Web page and app entries
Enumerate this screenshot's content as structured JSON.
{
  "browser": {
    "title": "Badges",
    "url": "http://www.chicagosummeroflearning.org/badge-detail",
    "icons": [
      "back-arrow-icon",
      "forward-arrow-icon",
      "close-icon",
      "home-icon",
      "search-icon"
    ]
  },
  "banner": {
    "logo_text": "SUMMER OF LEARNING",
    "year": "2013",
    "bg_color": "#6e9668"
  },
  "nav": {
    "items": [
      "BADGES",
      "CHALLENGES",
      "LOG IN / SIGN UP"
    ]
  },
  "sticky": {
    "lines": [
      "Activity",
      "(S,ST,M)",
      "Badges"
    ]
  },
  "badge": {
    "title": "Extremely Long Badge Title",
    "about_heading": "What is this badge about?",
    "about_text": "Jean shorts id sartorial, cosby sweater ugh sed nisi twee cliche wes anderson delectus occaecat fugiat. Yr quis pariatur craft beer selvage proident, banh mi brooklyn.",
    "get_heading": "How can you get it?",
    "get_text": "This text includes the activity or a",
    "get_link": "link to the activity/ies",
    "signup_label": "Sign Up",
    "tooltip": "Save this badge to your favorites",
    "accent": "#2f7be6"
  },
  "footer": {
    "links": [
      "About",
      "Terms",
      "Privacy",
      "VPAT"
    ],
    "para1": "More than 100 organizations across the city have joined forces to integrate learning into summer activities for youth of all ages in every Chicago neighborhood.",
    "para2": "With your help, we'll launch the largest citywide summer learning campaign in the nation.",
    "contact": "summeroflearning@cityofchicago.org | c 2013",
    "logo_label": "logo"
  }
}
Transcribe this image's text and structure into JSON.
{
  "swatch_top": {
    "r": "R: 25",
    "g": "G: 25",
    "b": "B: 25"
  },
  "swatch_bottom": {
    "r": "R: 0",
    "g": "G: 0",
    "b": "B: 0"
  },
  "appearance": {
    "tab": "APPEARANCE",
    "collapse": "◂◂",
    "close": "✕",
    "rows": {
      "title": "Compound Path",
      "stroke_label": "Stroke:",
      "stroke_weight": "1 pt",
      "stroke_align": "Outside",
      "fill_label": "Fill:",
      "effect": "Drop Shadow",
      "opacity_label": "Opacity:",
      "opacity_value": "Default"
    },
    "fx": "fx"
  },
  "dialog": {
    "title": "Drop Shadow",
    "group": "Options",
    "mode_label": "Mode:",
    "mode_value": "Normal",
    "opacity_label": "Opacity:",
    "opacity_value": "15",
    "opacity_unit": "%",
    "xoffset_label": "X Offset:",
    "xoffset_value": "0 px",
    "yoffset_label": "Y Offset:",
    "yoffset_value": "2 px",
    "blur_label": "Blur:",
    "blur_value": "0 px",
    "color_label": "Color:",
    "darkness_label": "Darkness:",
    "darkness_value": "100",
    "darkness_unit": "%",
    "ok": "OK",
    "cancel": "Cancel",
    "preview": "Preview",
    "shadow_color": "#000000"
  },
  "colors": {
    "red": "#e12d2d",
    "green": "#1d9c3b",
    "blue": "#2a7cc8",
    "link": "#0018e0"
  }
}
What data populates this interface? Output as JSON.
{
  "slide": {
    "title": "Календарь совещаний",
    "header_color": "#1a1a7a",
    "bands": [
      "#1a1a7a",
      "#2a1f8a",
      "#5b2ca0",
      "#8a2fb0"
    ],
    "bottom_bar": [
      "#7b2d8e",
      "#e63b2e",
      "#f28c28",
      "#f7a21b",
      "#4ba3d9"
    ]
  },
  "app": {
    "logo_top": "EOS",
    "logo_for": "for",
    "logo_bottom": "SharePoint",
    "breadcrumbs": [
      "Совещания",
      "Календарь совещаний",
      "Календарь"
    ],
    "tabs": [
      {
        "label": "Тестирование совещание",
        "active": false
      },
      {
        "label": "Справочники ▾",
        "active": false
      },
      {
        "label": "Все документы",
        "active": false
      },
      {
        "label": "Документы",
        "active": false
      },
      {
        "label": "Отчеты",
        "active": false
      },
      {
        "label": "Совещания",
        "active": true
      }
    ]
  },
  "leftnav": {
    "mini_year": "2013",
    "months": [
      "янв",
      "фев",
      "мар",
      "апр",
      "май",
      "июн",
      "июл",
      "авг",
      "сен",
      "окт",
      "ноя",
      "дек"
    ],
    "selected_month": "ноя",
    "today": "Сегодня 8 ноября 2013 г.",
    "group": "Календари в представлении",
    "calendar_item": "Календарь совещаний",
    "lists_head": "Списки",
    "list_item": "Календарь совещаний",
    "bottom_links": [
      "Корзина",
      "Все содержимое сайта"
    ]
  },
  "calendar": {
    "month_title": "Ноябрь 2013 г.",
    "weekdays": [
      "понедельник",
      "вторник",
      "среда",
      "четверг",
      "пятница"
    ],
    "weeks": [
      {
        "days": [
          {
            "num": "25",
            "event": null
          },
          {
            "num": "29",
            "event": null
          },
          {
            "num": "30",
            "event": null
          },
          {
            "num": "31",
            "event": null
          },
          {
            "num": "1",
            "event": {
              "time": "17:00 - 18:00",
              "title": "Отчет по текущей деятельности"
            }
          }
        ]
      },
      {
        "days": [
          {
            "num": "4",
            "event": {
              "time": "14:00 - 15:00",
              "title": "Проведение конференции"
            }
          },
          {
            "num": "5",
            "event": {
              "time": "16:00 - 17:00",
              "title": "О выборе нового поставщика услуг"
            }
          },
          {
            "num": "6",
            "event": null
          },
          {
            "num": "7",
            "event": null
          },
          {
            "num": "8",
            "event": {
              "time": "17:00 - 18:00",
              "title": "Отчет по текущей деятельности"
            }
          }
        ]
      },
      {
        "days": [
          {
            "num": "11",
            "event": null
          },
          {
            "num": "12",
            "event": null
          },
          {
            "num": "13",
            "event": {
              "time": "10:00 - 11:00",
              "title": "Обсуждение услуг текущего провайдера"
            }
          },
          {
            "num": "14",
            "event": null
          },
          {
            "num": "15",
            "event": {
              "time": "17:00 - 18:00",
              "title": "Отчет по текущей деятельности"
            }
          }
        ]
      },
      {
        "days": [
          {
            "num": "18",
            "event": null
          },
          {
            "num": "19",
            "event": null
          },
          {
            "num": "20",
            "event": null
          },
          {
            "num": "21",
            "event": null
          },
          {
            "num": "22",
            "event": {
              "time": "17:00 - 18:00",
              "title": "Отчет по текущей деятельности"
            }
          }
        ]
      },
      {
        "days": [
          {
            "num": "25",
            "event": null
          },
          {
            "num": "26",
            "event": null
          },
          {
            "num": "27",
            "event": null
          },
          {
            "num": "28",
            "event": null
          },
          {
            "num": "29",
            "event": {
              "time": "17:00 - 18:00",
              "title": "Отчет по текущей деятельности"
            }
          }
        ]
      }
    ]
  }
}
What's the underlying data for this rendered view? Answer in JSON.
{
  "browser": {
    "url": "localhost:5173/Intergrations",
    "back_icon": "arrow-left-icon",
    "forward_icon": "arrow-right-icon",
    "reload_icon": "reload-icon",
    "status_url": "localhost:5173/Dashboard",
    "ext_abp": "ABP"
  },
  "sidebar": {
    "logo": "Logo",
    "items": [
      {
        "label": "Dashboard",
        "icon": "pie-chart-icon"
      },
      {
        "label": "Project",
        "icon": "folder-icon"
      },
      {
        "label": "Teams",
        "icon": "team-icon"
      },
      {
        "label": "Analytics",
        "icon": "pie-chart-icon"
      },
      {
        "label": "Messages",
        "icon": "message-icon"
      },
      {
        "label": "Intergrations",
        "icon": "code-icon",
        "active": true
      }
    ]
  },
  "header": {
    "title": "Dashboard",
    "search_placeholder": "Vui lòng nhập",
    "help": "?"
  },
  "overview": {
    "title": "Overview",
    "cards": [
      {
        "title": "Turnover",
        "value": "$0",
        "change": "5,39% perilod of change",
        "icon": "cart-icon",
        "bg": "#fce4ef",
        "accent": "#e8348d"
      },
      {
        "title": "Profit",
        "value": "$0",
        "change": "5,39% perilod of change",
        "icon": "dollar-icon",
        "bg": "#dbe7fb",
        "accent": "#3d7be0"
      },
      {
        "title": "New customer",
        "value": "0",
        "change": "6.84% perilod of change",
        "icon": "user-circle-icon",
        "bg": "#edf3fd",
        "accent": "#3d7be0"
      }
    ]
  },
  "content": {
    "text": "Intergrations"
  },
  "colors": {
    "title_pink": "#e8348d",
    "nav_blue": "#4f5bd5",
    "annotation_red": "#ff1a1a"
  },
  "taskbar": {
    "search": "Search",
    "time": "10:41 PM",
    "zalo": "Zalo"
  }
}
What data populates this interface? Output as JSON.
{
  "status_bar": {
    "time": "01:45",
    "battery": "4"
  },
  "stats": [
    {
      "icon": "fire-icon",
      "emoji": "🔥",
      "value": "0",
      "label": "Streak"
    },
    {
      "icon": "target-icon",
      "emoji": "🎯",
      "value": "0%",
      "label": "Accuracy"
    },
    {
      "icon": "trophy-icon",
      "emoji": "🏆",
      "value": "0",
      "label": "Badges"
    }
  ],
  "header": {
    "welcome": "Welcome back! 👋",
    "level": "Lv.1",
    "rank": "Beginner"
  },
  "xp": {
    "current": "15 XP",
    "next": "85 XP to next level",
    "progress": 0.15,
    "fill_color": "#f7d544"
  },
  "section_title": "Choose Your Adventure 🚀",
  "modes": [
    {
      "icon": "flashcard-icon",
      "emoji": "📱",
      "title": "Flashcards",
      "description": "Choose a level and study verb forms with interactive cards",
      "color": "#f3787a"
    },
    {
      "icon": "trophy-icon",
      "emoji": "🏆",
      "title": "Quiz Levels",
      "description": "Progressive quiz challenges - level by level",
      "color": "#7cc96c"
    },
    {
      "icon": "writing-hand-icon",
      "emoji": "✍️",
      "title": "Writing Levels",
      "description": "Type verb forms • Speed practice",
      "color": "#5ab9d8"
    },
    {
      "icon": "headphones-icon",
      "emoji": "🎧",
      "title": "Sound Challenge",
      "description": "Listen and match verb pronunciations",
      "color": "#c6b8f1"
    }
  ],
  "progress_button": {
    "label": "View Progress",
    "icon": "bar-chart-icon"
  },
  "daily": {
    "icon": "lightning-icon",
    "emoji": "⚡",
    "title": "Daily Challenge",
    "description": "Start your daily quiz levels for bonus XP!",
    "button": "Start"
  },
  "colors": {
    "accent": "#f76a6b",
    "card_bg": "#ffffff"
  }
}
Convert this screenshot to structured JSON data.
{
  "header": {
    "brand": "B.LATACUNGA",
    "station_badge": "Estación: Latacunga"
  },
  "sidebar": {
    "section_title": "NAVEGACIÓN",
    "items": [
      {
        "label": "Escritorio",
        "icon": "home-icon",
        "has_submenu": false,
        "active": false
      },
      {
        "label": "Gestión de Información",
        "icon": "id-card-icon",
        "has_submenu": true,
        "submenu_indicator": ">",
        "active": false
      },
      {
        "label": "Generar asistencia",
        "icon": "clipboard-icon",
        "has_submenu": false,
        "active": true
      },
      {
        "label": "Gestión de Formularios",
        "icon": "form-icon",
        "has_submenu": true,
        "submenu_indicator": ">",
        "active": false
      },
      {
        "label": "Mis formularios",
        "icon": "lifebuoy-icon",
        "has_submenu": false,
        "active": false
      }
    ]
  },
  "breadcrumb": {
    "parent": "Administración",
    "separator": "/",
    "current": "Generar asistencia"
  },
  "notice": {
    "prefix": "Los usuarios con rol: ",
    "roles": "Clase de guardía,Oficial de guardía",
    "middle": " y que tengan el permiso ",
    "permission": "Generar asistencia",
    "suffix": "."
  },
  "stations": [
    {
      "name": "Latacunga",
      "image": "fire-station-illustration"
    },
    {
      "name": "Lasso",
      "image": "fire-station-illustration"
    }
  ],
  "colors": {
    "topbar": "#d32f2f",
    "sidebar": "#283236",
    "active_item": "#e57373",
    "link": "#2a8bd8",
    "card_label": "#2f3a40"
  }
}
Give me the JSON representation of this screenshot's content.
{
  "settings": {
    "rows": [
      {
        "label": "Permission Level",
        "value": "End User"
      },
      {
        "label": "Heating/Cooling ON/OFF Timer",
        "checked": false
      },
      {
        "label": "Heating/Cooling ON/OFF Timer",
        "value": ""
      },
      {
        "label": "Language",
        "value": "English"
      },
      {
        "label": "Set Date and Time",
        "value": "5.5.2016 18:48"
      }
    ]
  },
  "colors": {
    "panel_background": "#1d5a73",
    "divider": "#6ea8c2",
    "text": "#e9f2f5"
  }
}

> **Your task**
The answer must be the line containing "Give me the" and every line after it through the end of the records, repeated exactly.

> **Output for this exercise**
Give me the JSON representation of this screenshot's content.
{
  "settings": {
    "rows": [
      {
        "label": "Permission Level",
        "value": "End User"
      },
      {
        "label": "Heating/Cooling ON/OFF Timer",
        "checked": false
      },
      {
        "label": "Heating/Cooling ON/OFF Timer",
        "value": ""
      },
      {
        "label": "Language",
        "value": "English"
      },
      {
        "label": "Set Date and Time",
        "value": "5.5.2016 18:48"
      }
    ]
  },
  "colors": {
    "panel_background": "#1d5a73",
    "divider": "#6ea8c2",
    "text": "#e9f2f5"
  }
}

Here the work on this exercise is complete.